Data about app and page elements
------------------------------------------------------------------------

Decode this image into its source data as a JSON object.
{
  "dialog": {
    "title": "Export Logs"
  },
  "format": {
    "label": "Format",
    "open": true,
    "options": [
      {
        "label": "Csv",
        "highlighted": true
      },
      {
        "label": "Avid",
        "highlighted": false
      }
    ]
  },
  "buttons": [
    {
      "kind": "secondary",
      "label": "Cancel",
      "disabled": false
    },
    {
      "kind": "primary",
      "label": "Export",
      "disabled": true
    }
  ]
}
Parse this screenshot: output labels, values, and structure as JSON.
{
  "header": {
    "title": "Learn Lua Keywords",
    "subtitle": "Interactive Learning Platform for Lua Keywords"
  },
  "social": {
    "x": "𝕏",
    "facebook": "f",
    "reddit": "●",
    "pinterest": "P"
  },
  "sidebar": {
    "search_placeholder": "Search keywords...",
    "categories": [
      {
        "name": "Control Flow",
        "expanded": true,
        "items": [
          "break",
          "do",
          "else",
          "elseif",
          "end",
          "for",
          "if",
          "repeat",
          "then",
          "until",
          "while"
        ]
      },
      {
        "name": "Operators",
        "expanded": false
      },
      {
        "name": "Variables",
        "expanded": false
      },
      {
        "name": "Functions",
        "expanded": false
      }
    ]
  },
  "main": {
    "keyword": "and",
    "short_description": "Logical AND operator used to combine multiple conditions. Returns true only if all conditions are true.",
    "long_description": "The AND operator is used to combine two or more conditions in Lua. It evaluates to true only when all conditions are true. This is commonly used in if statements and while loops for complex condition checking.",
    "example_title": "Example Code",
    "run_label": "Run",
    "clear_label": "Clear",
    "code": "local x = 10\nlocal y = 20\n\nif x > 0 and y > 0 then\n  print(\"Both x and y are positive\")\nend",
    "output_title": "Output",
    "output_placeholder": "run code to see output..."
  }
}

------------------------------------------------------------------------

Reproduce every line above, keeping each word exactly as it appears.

WRITTEN ANSWER:
Decode this image into its source data as a JSON object.
{
  "dialog": {
    "title": "Export Logs"
  },
  "format": {
    "label": "Format",
    "open": true,
    "options": [
      {
        "label": "Csv",
        "highlighted": true
      },
      {
        "label": "Avid",
        "highlighted": false
      }
    ]
  },
  "buttons": [
    {
      "kind": "secondary",
      "label": "Cancel",
      "disabled": false
    },
    {
      "kind": "primary",
      "label": "Export",
      "disabled": true
    }
  ]
}
Parse this screenshot: output labels, values, and structure as JSON.
{
  "header": {
    "title": "Learn Lua Keywords",
    "subtitle": "Interactive Learning Platform for Lua Keywords"
  },
  "social": {
    "x": "𝕏",
    "facebook": "f",
    "reddit": "●",
    "pinterest": "P"
  },
  "sidebar": {
    "search_placeholder": "Search keywords...",
    "categories": [
      {
        "name": "Control Flow",
        "expanded": true,
        "items": [
          "break",
          "do",
          "else",
          "elseif",
          "end",
          "for",
          "if",
          "repeat",
          "then",
          "until",
          "while"
        ]
      },
      {
        "name": "Operators",
        "expanded": false
      },
      {
        "name": "Variables",
        "expanded": false
      },
      {
        "name": "Functions",
        "expanded": false
      }
    ]
  },
  "main": {
    "keyword": "and",
    "short_description": "Logical AND operator used to combine multiple conditions. Returns true only if all conditions are true.",
    "long_description": "The AND operator is used to combine two or more conditions in Lua. It evaluates to true only when all conditions are true. This is commonly used in if statements and while loops for complex condition checking.",
    "example_title": "Example Code",
    "run_label": "Run",
    "clear_label": "Clear",
    "code": "local x = 10\nlocal y = 20\n\nif x > 0 and y > 0 then\n  print(\"Both x and y are positive\")\nend",
    "output_title": "Output",
    "output_placeholder": "run code to see output..."
  }
}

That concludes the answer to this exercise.